I am back in California now, but before I return to blogging about life in the Sierra I wanted to share this Kiwanis monument located by Oscoda, MI. I have visited this monument previously with my family, but probably not since before college. In college I became a member of the Kiwanis, specifically the Circle K. Through Kiwanis and Circle K I met some amazing people, built some sweet snow statues, participated hundreds of hours of service, and found my boyfriend Curtis among my club members.
The plaque reads:
“To plant a tree is to perform an act of faith – faith in the future.
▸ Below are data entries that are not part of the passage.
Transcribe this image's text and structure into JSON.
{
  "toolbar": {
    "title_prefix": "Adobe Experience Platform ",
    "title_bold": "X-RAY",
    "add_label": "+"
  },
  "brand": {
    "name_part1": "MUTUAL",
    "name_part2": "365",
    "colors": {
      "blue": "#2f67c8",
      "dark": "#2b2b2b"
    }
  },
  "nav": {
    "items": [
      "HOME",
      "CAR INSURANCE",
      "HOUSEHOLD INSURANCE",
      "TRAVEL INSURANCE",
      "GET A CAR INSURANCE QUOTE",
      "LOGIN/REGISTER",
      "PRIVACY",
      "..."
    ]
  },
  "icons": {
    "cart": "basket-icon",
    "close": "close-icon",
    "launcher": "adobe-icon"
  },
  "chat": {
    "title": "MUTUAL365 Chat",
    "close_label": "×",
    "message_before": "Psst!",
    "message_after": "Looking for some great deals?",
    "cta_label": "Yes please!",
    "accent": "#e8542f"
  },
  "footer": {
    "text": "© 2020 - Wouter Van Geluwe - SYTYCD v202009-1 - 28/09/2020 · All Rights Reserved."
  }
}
To plant a whole forest is more than an act of faith – it is a positive building for the future.
The Kiwanis project for the development of some unproductive land in Northeastern Michigan was conceived in 1928 by Harry D. Black of the Flint Club, the Michigan District Provided $19,400 with which more than two million pine seedlings were secured. The United States Forestry Service planted the seedlings on ten thousand acres.
The the Kiwanis motto, “We Build” was put into action. Erosion was replaced with conservation, ugliness with beauty, emptiness with increasing value, and uselessness with recreation opportunities for all.
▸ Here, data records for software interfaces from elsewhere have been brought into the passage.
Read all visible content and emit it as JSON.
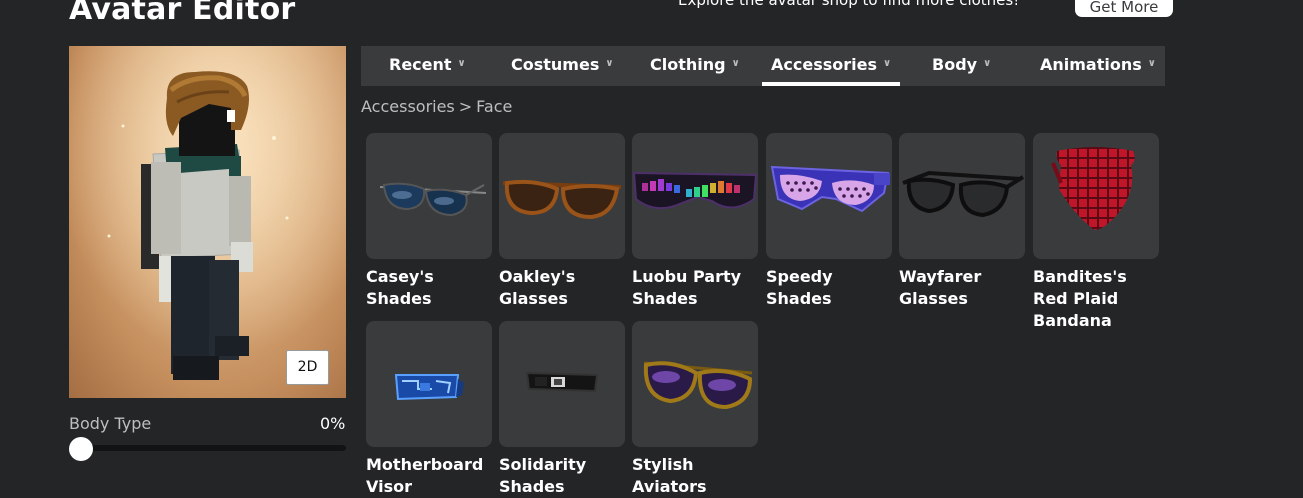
{
  "header": {
    "title": "Avatar Editor",
    "promo_text": "Explore the avatar shop to find more clothes!",
    "get_more_label": "Get More"
  },
  "preview": {
    "toggle_label": "2D"
  },
  "body_type": {
    "label": "Body Type",
    "value": "0%",
    "level": 0
  },
  "tabs": [
    {
      "label": "Recent",
      "active": false
    },
    {
      "label": "Costumes",
      "active": false
    },
    {
      "label": "Clothing",
      "active": false
    },
    {
      "label": "Accessories",
      "active": true
    },
    {
      "label": "Body",
      "active": false
    },
    {
      "label": "Animations",
      "active": false
    }
  ],
  "breadcrumb": {
    "parent": "Accessories",
    "separator": ">",
    "current": "Face"
  },
  "items": [
    {
      "name": "Casey's Shades",
      "icon": "aviator-sunglasses-icon"
    },
    {
      "name": "Oakley's Glasses",
      "icon": "brown-glasses-icon"
    },
    {
      "name": "Luobu Party Shades",
      "icon": "led-party-shades-icon"
    },
    {
      "name": "Speedy Shades",
      "icon": "shutter-shades-icon"
    },
    {
      "name": "Wayfarer Glasses",
      "icon": "wayfarer-glasses-icon"
    },
    {
      "name": "Bandites's Red Plaid Bandana",
      "icon": "plaid-bandana-icon"
    },
    {
      "name": "Motherboard Visor",
      "icon": "motherboard-visor-icon"
    },
    {
      "name": "Solidarity Shades",
      "icon": "solidarity-shades-icon"
    },
    {
      "name": "Stylish Aviators",
      "icon": "gold-aviators-icon"
    }
  ]
}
The original marker built to identify the project was replaced with the present monument in 1960 by the Kiwanis Clubs of the Michigan District – “Rick” Wysong
This stone donated by the Saginaw clubs – 1961″
The motto, “We Build,” mentioned on this plaque was retired in 2005, but our club clung onto the logo repeating it after the Circle K Pledge. I think as a club at a science and engineering dominated school we liked the “We Build” motto because it seems much more substantial than the new “Live to Serve, Love to Serve.” In my time at Circle K we built connections with our communities through random acts of leaf raking kindness, we built piles of trash bags filled with discarded litter, and we built leadership opportunities and friendships not based on not GPAs but compassion.
Personal involvement aside, a large part of me loves this monument based purely on it’s random roadside attraction value. It’s almost deity like reverence of the large letter K placed on a tower, completed with overgrown bushes along the side of the road. I enjoy how assertive the language is on the plaque, patting themselves on the back for replacing “ugliness with beauty.” Plus since it is conveniently located just next to the Lumberman’s monument, it is easily paired with viewing of this more famous tourist stop. See the monument on google maps here.
Michigan! The trips back always seem too short. Luckily I got to see the Lilacs in bloom and enjoy some good midwestern weather during my trip. Until next time I guess I am will have to make do with the Sierra